Fine gentlemen – a most common impression for the British of these days.
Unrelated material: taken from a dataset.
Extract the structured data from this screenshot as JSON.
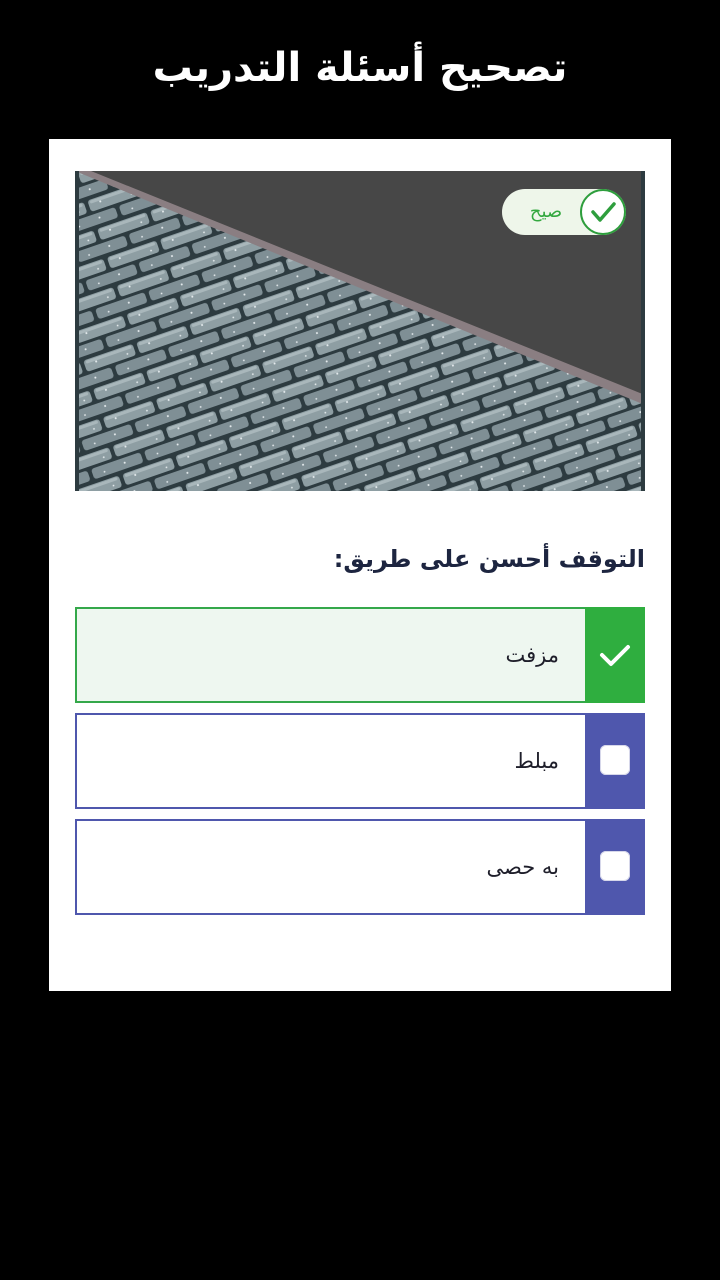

Eccentric – a most common connotation pertaining to comedians. British comedians – Eccentric gentlemen? – Could be. All I can say is that British comedians have been gaining more and more recognition in the US. Not just a favorite of impersonators. The British are not only known for their chivalric accent. They’re also known for their branded British comedians. Just a quick browse across London and we’ve got Armstrong and Miller, the duo ala Laurel and Hardy, Arthur Askley, comic veteran honored by the British Comedy Society, Michael Bentine from The Goons to Potty Time, Richard Blackwood, Channel 4’s brightest, Arnold Brown, founder of Scottish-British alternative comedy, Roy ‘Chubby’ Brown, one of the most obscene British comics, Ed Byrne and his funny floppy hair, Rhona Cameron, Scottish gal funny in the first British lesbian sitcom, Steve Coogan behind the Alan Partridge and Paul Calf characters, Peter Cook, one of the greats, Alan Davies, comic TV actor from dramas to advertisements, Les Dawson, another classic, Adrian Edmondson, the anarchic comedian, Ben Elton successful stand-up comedian and writer, Lee Evans, sweaty quirky unique, Stephen Fry, wry writer tailor comic to play Oscar Wilde, Boothby Graffoe, amiable and creative, Jeff Green, British stand-up’s most irresistible rogue, Dave Gorman, the Perrier-nominated, Tony Hancock, 60’s comedy colossus with a tragic story, Frankie Howerd, funny man from the days of yore, Lee Hurst, has his own Backyard Comedy Club, Phil Kay, unpredictable master of mirth, Daniel Kitson with a funny streak of self-belittling image, Mark Lamarr, the 50’s throwback comedian, High Laurie, “A Bit Fry and Laurie” and other sitcoms, Josie Lawrence, improvisation queen British comedy stalwart, Lee and Herring, “This Morning with Richard”, “Not Judy”, “Fist of Fun”, Fred Macaulay, the gospel according to Scottish Saint Fred, Rick Mayall, a Dangerous Brother and 80’s Comedy Store survivor, Paul Merton, “Have I Got News For You”, max Miller, 30’s-50‘s original cheeky chappie, Spike Milligan, the only Spike, Morecambe and Wise, best-loved and fondly-remembered, Neil Mullarkey, “Whose Line Is It Anyway”, Simon Munnery, innovative with his many guises, Rob Newman, writer political activist comedian, Ross Noble, hysterical and elaborate routines gifted, Graham Norton, naughty late night Irish comedian, Simon Pegg, “Spaced”, “Hippies and Big Train” skateboarder, obscure Japanese music lover writer actor comedian, Peter Sellers, the Goon and movie star, Frank Skinner, Laddish comic, Jim Tavare, bizarre with his double bass, Mark Thomas, The Mark Thomas Comedy Product, Johnny Vegas, famous potter’s wheel and Butlins-style sing-along, Tim Vine, wacky master of modern one-liners, Norman Wisdom, old master of pathos and falling over now a Sir. Not enough British comedians eh? What about the only deaf stand-up among British comedians, Steve Day? The comic silent movie star, Charlie Chaplin? Blackadder and mum Mr. Bean, Rowan Atkinson? You’ll hear little British with these three – bloody lighten-up for the queen!